## PROBLEM TO WORK ON
From the listing that follows, output everything exactly except the pictures.

## DATA EXTRACT

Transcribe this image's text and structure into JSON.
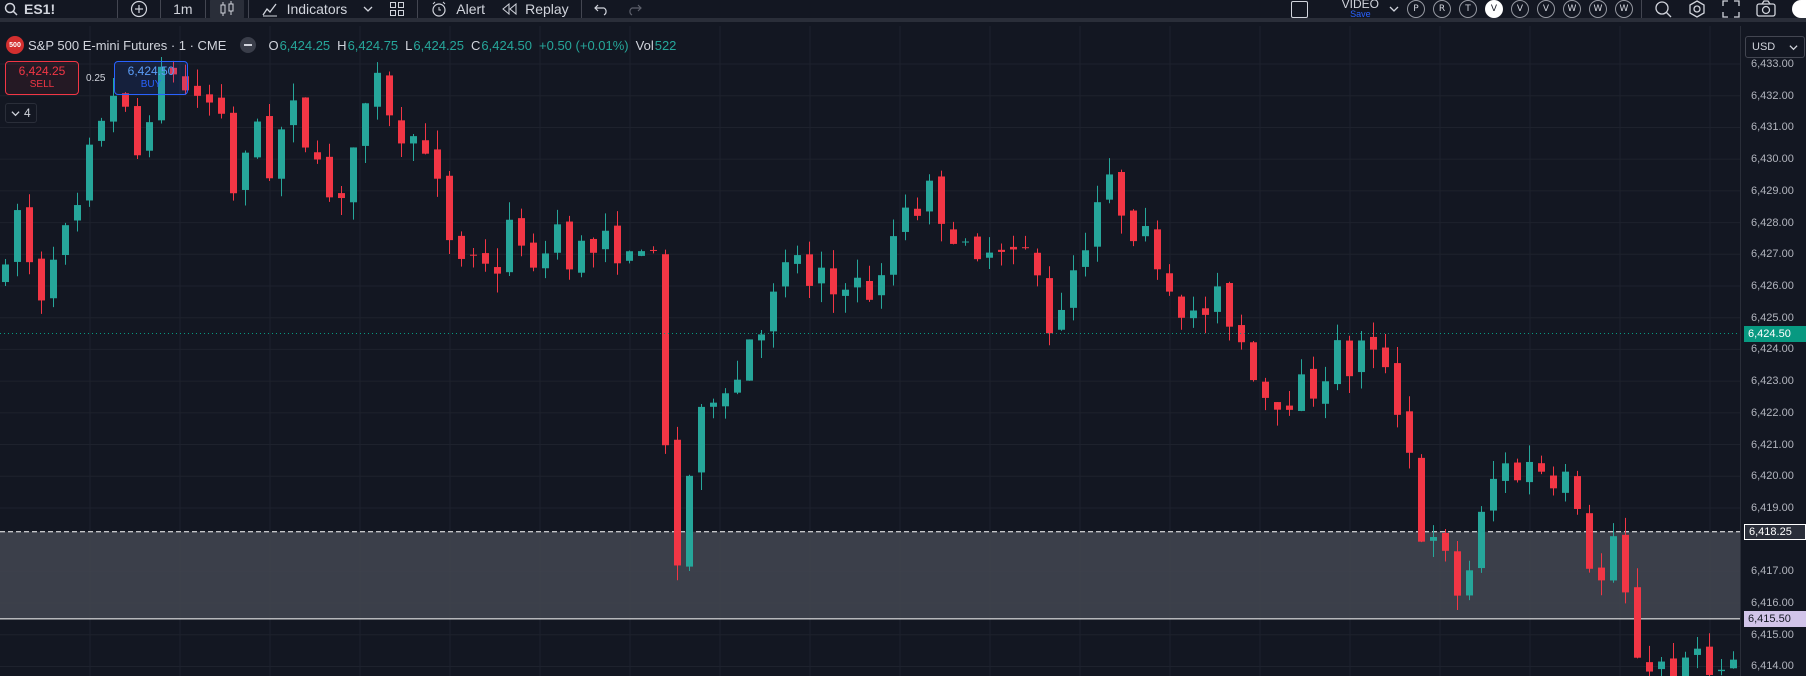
{
  "toolbar": {
    "symbol": "ES1!",
    "interval": "1m",
    "indicators_label": "Indicators",
    "alert_label": "Alert",
    "replay_label": "Replay",
    "video_label": "VIDEO",
    "save_label": "Save",
    "layout_buttons": [
      "P",
      "R",
      "T",
      "V",
      "V",
      "V",
      "W",
      "W",
      "W"
    ],
    "active_layout_index": 3
  },
  "legend": {
    "logo_text": "500",
    "title": "S&P 500 E-mini Futures · 1 · CME",
    "open_label": "O",
    "open": "6,424.25",
    "high_label": "H",
    "high": "6,424.75",
    "low_label": "L",
    "low": "6,424.25",
    "close_label": "C",
    "close": "6,424.50",
    "change": "+0.50 (+0.01%)",
    "vol_label": "Vol",
    "volume": "522"
  },
  "trading": {
    "sell_price": "6,424.25",
    "sell_label": "SELL",
    "spread": "0.25",
    "buy_price": "6,424.50",
    "buy_label": "BUY",
    "collapse_count": "4"
  },
  "price_axis": {
    "currency": "USD",
    "ticks": [
      "6,433.00",
      "6,432.00",
      "6,431.00",
      "6,430.00",
      "6,429.00",
      "6,428.00",
      "6,427.00",
      "6,426.00",
      "6,425.00",
      "6,424.00",
      "6,423.00",
      "6,422.00",
      "6,421.00",
      "6,420.00",
      "6,419.00",
      "6,417.00",
      "6,416.00",
      "6,415.00",
      "6,414.00"
    ],
    "current_price": "6,424.50",
    "zone_top_price": "6,418.25",
    "zone_bottom_price": "6,415.50"
  },
  "colors": {
    "bull": "#26a69a",
    "bear": "#f23645",
    "background": "#131722",
    "grid": "#1e222d",
    "zone_fill": "#434651",
    "current_price_tag": "#089981",
    "zone_top_tag": "#2a2e39",
    "zone_bottom_tag": "#d1c4e9"
  },
  "chart_data": {
    "type": "candlestick",
    "title": "S&P 500 E-mini Futures · 1 · CME",
    "ylim": [
      6413.7,
      6434.2
    ],
    "current_price": 6424.5,
    "zone": [
      6415.5,
      6418.25
    ],
    "path": [
      6426.3,
      6428.5,
      6427.0,
      6425.4,
      6426.8,
      6428.0,
      6427.2,
      6429.4,
      6430.5,
      6431.7,
      6432.3,
      6431.2,
      6430.1,
      6431.5,
      6432.4,
      6433.2,
      6431.9,
      6432.6,
      6431.3,
      6432.2,
      6431.1,
      6428.2,
      6430.3,
      6431.4,
      6429.6,
      6430.8,
      6431.7,
      6430.4,
      6431.1,
      6429.1,
      6428.4,
      6429.6,
      6430.9,
      6431.6,
      6432.5,
      6431.5,
      6430.2,
      6431.2,
      6430.1,
      6429.4,
      6427.9,
      6426.7,
      6427.3,
      6426.5,
      6427.1,
      6426.3,
      6428.2,
      6427.5,
      6426.1,
      6427.3,
      6428.1,
      6426.8,
      6427.5,
      6426.6,
      6427.9,
      6426.8,
      6427.4,
      6426.4,
      6427.8,
      6426.5,
      6420.4,
      6417.2,
      6419.9,
      6421.6,
      6422.4,
      6423.3,
      6422.5,
      6423.7,
      6425.1,
      6424.7,
      6425.9,
      6426.6,
      6427.1,
      6425.8,
      6426.3,
      6425.6,
      6426.4,
      6425.9,
      6426.3,
      6425.2,
      6426.8,
      6428.1,
      6428.9,
      6428.4,
      6429.1,
      6428.3,
      6427.7,
      6427.2,
      6426.3,
      6427.7,
      6427.1,
      6427.8,
      6426.5,
      6427.3,
      6425.8,
      6424.5,
      6425.6,
      6426.6,
      6427.4,
      6428.6,
      6429.3,
      6428.7,
      6428.2,
      6427.3,
      6427.8,
      6426.4,
      6425.8,
      6425.3,
      6424.9,
      6425.2,
      6425.6,
      6425.1,
      6424.5,
      6423.6,
      6422.9,
      6422.2,
      6422.8,
      6422.3,
      6423.1,
      6422.6,
      6423.4,
      6424.0,
      6423.3,
      6424.2,
      6423.6,
      6424.1,
      6422.6,
      6421.7,
      6419.8,
      6417.0,
      6418.2,
      6417.1,
      6416.2,
      6417.2,
      6418.6,
      6419.8,
      6420.4,
      6420.0,
      6420.6,
      6419.9,
      6420.7,
      6419.5,
      6420.3,
      6418.1,
      6417.2,
      6416.6,
      6417.8,
      6416.3,
      6414.6,
      6413.9,
      6414.3,
      6413.8,
      6413.6,
      6414.1,
      6414.8,
      6413.9,
      6413.7,
      6414.2,
      6413.9
    ]
  }
}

## THE ANSWER
Transcribe this image's text and structure into JSON.
{
  "toolbar": {
    "symbol": "ES1!",
    "interval": "1m",
    "indicators_label": "Indicators",
    "alert_label": "Alert",
    "replay_label": "Replay",
    "video_label": "VIDEO",
    "save_label": "Save",
    "layout_buttons": [
      "P",
      "R",
      "T",
      "V",
      "V",
      "V",
      "W",
      "W",
      "W"
    ],
    "active_layout_index": 3
  },
  "legend": {
    "logo_text": "500",
    "title": "S&P 500 E-mini Futures · 1 · CME",
    "open_label": "O",
    "open": "6,424.25",
    "high_label": "H",
    "high": "6,424.75",
    "low_label": "L",
    "low": "6,424.25",
    "close_label": "C",
    "close": "6,424.50",
    "change": "+0.50 (+0.01%)",
    "vol_label": "Vol",
    "volume": "522"
  },
  "trading": {
    "sell_price": "6,424.25",
    "sell_label": "SELL",
    "spread": "0.25",
    "buy_price": "6,424.50",
    "buy_label": "BUY",
    "collapse_count": "4"
  },
  "price_axis": {
    "currency": "USD",
    "ticks": [
      "6,433.00",
      "6,432.00",
      "6,431.00",
      "6,430.00",
      "6,429.00",
      "6,428.00",
      "6,427.00",
      "6,426.00",
      "6,425.00",
      "6,424.00",
      "6,423.00",
      "6,422.00",
      "6,421.00",
      "6,420.00",
      "6,419.00",
      "6,417.00",
      "6,416.00",
      "6,415.00",
      "6,414.00"
    ],
    "current_price": "6,424.50",
    "zone_top_price": "6,418.25",
    "zone_bottom_price": "6,415.50"
  },
  "colors": {
    "bull": "#26a69a",
    "bear": "#f23645",
    "background": "#131722",
    "grid": "#1e222d",
    "zone_fill": "#434651",
    "current_price_tag": "#089981",
    "zone_top_tag": "#2a2e39",
    "zone_bottom_tag": "#d1c4e9"
  },
  "chart_data": {
    "type": "candlestick",
    "title": "S&P 500 E-mini Futures · 1 · CME",
    "ylim": [
      6413.7,
      6434.2
    ],
    "current_price": 6424.5,
    "zone": [
      6415.5,
      6418.25
    ],
    "path": [
      6426.3,
      6428.5,
      6427.0,
      6425.4,
      6426.8,
      6428.0,
      6427.2,
      6429.4,
      6430.5,
      6431.7,
      6432.3,
      6431.2,
      6430.1,
      6431.5,
      6432.4,
      6433.2,
      6431.9,
      6432.6,
      6431.3,
      6432.2,
      6431.1,
      6428.2,
      6430.3,
      6431.4,
      6429.6,
      6430.8,
      6431.7,
      6430.4,
      6431.1,
      6429.1,
      6428.4,
      6429.6,
      6430.9,
      6431.6,
      6432.5,
      6431.5,
      6430.2,
      6431.2,
      6430.1,
      6429.4,
      6427.9,
      6426.7,
      6427.3,
      6426.5,
      6427.1,
      6426.3,
      6428.2,
      6427.5,
      6426.1,
      6427.3,
      6428.1,
      6426.8,
      6427.5,
      6426.6,
      6427.9,
      6426.8,
      6427.4,
      6426.4,
      6427.8,
      6426.5,
      6420.4,
      6417.2,
      6419.9,
      6421.6,
      6422.4,
      6423.3,
      6422.5,
      6423.7,
      6425.1,
      6424.7,
      6425.9,
      6426.6,
      6427.1,
      6425.8,
      6426.3,
      6425.6,
      6426.4,
      6425.9,
      6426.3,
      6425.2,
      6426.8,
      6428.1,
      6428.9,
      6428.4,
      6429.1,
      6428.3,
      6427.7,
      6427.2,
      6426.3,
      6427.7,
      6427.1,
      6427.8,
      6426.5,
      6427.3,
      6425.8,
      6424.5,
      6425.6,
      6426.6,
      6427.4,
      6428.6,
      6429.3,
      6428.7,
      6428.2,
      6427.3,
      6427.8,
      6426.4,
      6425.8,
      6425.3,
      6424.9,
      6425.2,
      6425.6,
      6425.1,
      6424.5,
      6423.6,
      6422.9,
      6422.2,
      6422.8,
      6422.3,
      6423.1,
      6422.6,
      6423.4,
      6424.0,
      6423.3,
      6424.2,
      6423.6,
      6424.1,
      6422.6,
      6421.7,
      6419.8,
      6417.0,
      6418.2,
      6417.1,
      6416.2,
      6417.2,
      6418.6,
      6419.8,
      6420.4,
      6420.0,
      6420.6,
      6419.9,
      6420.7,
      6419.5,
      6420.3,
      6418.1,
      6417.2,
      6416.6,
      6417.8,
      6416.3,
      6414.6,
      6413.9,
      6414.3,
      6413.8,
      6413.6,
      6414.1,
      6414.8,
      6413.9,
      6413.7,
      6414.2,
      6413.9
    ]
  }
}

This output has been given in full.